Work instruction: Search the material below for the word "name". Copy every line where it is found.

Records supplied:
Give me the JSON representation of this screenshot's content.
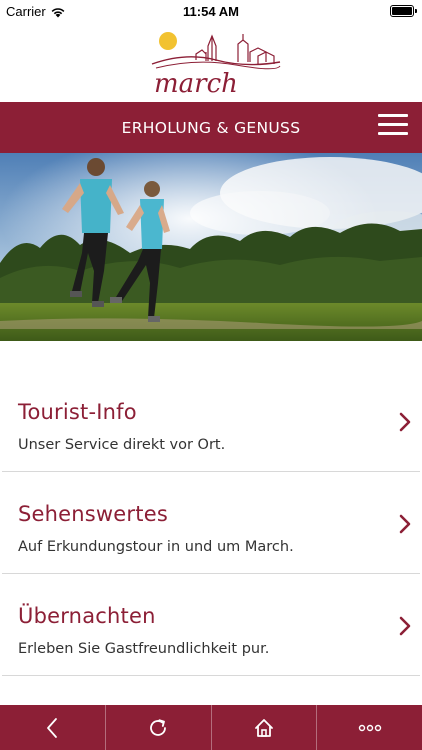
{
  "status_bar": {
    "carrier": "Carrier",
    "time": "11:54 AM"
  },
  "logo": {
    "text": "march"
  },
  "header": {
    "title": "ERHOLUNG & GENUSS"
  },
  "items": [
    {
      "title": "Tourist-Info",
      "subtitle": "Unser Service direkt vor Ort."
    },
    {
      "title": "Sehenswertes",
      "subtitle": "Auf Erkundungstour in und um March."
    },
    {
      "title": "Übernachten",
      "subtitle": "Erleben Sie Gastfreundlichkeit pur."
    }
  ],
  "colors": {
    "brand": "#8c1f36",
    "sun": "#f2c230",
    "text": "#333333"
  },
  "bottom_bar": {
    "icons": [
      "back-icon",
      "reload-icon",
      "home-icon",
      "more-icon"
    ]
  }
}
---
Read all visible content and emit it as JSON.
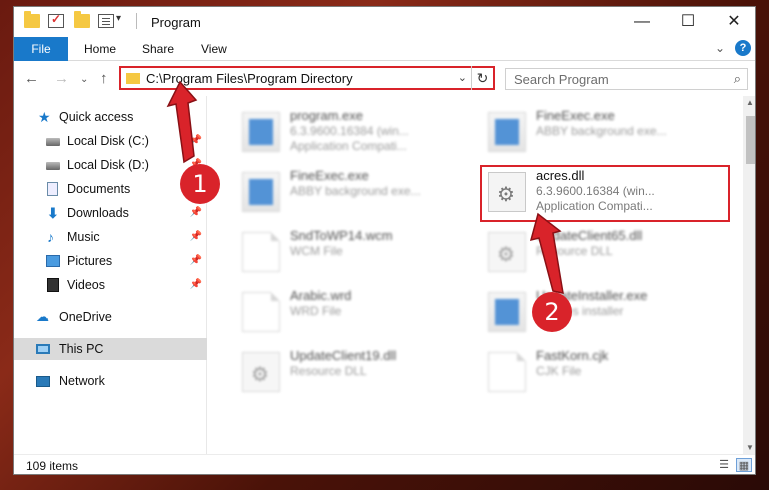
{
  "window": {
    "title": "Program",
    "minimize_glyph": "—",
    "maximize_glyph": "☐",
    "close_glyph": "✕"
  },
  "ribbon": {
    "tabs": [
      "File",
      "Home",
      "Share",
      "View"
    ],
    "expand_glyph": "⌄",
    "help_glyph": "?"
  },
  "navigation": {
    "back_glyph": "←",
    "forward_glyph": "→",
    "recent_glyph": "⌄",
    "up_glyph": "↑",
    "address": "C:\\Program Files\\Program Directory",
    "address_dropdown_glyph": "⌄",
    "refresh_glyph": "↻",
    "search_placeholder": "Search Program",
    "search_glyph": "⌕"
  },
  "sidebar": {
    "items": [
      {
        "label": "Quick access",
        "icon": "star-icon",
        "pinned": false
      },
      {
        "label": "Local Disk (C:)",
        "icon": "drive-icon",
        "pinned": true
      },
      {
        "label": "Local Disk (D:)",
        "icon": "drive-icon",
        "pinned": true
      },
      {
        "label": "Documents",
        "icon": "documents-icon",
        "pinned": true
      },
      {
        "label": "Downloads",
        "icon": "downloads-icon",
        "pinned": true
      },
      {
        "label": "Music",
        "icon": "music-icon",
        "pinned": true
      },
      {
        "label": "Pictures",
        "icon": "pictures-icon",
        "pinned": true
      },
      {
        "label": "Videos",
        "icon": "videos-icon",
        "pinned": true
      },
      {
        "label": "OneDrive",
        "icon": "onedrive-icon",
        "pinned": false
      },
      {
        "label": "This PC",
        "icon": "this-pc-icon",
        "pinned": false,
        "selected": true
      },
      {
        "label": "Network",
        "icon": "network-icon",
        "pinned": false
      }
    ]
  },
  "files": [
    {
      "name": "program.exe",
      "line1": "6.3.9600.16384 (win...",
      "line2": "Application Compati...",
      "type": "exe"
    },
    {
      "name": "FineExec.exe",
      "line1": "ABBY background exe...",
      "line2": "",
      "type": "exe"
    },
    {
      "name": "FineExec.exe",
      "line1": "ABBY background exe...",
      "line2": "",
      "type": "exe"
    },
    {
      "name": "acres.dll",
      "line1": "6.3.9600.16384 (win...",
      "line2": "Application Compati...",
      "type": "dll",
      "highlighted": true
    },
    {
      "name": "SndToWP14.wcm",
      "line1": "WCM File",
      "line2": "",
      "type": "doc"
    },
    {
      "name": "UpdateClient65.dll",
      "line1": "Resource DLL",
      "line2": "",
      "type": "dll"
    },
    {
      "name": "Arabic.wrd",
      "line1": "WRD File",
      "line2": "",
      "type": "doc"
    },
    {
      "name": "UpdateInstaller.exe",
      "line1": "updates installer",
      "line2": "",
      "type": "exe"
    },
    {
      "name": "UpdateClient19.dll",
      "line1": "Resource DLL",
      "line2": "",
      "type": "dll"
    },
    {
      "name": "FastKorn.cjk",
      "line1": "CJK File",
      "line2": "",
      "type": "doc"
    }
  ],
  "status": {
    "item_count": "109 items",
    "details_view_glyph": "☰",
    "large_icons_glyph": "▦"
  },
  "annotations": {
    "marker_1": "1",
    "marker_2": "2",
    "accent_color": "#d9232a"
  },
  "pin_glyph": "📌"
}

Answer space:
      "name": "program.exe",
      "name": "FineExec.exe",
      "name": "FineExec.exe",
      "name": "acres.dll",
      "name": "SndToWP14.wcm",
      "name": "UpdateClient65.dll",
      "name": "Arabic.wrd",
      "name": "UpdateInstaller.exe",
      "name": "UpdateClient19.dll",
      "name": "FastKorn.cjk",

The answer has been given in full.